The Little Compton Town Council on Thursday will revisit its Dec. 7 decision to eliminate provisions in the zoning ordinance that reference Accessory Dwelling Units (ADUs), also known as in-law …
The Little Compton Town Council on Thursday will revisit its Dec. 7 decision to eliminate provisions in the zoning ordinance that reference Accessory Dwelling Units (ADUs), also known as in-law apartments.
While the council’s recent vote had no impact on those ADUs that already exist in town, or on those currently in some phase of construction, it did close the door on anyone who has been considering creating such a dwelling on their property at some point down the road.
Council president Bob Mushen confirmed that on Thursday, the council will review and perhaps modify their earlier vote, which has been criticized by some in town as an ill-conceived measure that will further reduce affordable housing options for Little Compton residents.
ADUs are living spaces that are sometimes referred to as in-law apartments. Typically, they are part of a primary dwelling or are located in a separate structure, such as above a detached garage. Up until this month, new units were allowed on Little Compton properties of three acres or more.
Therein lies one of the problems, Mushen said. A couple of residents approached him after the Dec. 7 meeting saying they had been preparing for years to build an ADU as they aged, with the intention of offering their main house to their children.
“We just created a rule that says you can’t do that in town…[and] we might want to temper what we said,” Mushen said.
The vote earlier this month was motivated by several factors, including the potential impact of new state laws that take effect on Tuesday, Jan. 1. However, the council’s understanding of those laws has shifted somewhat since the original vote, Mushen said.
“We may have reacted to something that wasn’t even on the table.
Other factors influencing the earlier decision included input from the planning board, concerns regarding the impact of increased density on water and sewer capacity in town, and worries about the possibility of an influx of new short-term rentals.
The Dec. 7 vote was 4-1, with the dissenting vote cast by councilor Gary Mataronas. Prior to the vote, he spoke passionately of the need for councilors to consider the benefits of ADUs for Little Compton’s senior citizens who can no longer afford to live in town and younger people who grew up in town but have to leave due to a lack of suitable, affordable housing.
This week, Mataronas said he plans to continue to work for those groups.

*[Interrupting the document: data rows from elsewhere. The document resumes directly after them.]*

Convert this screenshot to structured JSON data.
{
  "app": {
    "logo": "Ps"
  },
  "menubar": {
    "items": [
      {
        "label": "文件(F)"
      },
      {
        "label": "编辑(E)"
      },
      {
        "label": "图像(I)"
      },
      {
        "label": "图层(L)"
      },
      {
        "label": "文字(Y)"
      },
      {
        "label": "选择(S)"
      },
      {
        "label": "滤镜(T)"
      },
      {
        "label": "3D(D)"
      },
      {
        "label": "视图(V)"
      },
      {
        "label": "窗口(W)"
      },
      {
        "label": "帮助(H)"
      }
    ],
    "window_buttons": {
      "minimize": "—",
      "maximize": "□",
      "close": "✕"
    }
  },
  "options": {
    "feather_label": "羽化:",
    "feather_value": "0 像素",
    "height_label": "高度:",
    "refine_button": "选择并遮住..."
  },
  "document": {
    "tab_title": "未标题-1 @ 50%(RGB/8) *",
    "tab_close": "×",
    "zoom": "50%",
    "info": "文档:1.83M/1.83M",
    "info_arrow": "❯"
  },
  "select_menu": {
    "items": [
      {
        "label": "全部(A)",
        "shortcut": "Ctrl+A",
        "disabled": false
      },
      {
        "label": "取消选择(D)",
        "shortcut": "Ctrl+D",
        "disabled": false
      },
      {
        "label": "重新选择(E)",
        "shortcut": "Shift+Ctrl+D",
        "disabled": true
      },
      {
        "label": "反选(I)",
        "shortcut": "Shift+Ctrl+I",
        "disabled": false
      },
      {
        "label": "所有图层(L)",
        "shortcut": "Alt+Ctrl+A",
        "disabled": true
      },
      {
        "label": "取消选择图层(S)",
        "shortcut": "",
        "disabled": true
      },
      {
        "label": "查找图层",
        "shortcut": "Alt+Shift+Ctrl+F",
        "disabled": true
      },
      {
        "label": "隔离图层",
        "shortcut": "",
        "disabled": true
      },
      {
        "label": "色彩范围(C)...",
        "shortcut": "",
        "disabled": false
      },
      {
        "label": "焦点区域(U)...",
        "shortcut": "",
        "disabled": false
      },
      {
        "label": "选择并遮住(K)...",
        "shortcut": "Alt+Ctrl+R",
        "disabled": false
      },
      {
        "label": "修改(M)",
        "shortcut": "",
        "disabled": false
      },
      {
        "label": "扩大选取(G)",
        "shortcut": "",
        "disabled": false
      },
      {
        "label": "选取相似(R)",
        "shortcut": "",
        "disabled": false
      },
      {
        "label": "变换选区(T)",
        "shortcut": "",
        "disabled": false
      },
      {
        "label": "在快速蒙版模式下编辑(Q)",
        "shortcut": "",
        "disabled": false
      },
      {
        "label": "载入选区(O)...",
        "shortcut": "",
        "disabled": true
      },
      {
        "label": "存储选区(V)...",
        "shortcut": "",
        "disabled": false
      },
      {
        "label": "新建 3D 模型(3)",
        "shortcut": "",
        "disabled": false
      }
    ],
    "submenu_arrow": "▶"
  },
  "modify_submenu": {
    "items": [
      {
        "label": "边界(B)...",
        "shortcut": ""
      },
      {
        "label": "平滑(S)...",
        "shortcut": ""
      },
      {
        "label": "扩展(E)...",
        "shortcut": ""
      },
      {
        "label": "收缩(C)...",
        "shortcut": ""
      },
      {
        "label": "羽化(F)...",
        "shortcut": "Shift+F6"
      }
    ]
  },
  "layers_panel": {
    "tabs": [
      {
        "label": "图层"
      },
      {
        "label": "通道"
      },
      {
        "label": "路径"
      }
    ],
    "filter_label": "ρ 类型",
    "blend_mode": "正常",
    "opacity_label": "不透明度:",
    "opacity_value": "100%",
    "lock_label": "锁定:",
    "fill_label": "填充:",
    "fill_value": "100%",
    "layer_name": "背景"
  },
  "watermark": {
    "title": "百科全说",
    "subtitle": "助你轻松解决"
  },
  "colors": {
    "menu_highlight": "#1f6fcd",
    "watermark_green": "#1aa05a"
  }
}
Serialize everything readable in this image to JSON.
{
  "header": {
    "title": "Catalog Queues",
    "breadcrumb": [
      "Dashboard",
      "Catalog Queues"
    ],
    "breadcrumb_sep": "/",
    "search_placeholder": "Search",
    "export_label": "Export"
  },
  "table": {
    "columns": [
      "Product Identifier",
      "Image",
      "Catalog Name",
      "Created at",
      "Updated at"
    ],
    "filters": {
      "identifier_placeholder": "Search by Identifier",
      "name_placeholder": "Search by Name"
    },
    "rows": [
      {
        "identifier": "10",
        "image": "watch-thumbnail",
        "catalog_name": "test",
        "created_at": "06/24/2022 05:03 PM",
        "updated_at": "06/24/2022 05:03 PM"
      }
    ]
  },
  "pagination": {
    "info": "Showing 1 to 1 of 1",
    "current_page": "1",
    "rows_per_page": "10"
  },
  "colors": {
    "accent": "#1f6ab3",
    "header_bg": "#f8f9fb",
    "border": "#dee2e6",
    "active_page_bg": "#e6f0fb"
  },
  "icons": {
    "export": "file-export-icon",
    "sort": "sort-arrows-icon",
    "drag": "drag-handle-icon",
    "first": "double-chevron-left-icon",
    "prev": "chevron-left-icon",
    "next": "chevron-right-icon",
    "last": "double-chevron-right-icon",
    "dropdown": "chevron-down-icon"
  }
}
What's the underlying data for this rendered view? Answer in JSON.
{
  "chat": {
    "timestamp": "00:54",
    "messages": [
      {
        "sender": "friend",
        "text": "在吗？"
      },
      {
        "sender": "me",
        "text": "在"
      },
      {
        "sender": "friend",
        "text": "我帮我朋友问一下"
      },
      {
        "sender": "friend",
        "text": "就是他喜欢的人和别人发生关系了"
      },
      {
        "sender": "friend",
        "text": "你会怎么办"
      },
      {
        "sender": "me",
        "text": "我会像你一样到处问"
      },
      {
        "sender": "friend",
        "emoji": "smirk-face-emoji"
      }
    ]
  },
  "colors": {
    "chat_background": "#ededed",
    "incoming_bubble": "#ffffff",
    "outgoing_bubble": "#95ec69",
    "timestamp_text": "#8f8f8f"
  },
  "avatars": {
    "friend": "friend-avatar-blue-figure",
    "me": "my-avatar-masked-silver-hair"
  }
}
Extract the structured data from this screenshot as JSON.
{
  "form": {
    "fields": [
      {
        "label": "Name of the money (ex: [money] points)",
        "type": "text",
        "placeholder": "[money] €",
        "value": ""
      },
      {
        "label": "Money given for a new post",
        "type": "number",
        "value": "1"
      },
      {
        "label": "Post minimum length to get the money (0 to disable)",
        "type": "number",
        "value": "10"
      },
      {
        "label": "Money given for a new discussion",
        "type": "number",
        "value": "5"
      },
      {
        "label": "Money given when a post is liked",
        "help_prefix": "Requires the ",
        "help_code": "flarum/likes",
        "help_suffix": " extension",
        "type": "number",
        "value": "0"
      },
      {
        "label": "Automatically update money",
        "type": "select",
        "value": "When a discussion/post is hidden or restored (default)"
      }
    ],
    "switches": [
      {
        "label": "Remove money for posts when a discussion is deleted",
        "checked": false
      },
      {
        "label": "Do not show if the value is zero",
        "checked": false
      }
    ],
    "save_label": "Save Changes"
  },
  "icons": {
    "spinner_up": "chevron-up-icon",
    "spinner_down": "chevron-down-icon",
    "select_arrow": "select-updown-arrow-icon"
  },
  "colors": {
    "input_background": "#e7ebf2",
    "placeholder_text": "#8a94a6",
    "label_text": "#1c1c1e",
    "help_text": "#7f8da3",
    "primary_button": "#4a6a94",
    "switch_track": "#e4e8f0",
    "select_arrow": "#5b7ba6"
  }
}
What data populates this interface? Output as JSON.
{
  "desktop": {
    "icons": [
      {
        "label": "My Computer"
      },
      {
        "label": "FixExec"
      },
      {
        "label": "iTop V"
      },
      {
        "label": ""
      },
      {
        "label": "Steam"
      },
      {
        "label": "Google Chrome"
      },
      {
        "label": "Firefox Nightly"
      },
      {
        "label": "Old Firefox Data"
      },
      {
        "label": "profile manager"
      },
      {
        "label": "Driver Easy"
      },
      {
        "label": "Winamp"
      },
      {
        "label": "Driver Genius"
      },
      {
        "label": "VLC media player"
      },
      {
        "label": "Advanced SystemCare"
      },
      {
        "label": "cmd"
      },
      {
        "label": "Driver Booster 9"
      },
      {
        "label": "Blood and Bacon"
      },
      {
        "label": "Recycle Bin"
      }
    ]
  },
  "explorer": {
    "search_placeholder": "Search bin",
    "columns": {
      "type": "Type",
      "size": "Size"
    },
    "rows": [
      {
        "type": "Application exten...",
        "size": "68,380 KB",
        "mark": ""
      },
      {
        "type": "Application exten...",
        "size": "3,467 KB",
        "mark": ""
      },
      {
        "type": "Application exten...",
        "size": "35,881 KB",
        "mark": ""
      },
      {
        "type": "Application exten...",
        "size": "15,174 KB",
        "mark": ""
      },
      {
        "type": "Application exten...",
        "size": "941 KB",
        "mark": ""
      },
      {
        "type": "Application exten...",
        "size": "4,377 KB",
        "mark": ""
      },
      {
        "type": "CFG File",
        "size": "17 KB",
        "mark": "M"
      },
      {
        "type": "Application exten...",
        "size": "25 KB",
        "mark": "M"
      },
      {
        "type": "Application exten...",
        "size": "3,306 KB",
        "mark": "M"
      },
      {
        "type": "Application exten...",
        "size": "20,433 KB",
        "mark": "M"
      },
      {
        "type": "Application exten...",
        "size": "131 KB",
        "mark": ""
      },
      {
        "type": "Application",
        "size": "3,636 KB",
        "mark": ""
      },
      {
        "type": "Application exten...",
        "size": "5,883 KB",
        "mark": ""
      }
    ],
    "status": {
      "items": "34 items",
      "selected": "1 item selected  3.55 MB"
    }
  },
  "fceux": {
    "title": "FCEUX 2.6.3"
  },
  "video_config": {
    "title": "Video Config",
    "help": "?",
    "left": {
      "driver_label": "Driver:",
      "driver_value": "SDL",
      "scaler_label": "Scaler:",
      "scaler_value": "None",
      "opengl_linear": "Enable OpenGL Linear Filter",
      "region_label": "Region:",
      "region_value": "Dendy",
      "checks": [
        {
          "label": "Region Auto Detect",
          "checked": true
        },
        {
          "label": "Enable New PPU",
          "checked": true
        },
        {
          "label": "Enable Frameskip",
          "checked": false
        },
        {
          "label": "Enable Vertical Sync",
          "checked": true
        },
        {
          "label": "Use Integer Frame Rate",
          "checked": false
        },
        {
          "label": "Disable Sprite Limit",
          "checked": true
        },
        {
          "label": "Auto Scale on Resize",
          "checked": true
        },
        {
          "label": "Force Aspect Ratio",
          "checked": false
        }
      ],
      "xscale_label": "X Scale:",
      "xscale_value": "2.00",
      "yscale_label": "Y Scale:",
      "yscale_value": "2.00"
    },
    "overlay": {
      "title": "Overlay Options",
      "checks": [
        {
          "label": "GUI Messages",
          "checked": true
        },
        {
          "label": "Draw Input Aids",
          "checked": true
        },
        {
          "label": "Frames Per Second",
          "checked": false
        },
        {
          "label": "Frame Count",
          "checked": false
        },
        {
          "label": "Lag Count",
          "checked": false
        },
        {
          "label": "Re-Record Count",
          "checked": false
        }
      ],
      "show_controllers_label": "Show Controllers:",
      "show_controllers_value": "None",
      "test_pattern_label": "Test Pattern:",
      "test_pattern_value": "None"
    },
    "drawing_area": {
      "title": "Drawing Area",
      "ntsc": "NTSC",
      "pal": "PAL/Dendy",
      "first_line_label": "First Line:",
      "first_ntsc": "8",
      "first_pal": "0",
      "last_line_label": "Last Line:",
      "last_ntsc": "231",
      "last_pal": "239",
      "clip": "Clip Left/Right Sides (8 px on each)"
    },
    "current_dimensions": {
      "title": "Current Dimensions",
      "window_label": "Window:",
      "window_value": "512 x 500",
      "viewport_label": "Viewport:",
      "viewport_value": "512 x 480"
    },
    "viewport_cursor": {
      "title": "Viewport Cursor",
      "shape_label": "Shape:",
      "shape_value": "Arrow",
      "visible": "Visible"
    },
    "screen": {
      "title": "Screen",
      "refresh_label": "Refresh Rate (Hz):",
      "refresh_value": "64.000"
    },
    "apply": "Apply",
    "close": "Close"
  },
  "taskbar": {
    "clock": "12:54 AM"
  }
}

“I try as hard as I can on the council — I’ve been on it for 26 years — to stick up for the people that grew up in this town and need to be able to afford to live here. It really is a struggle sometimes.”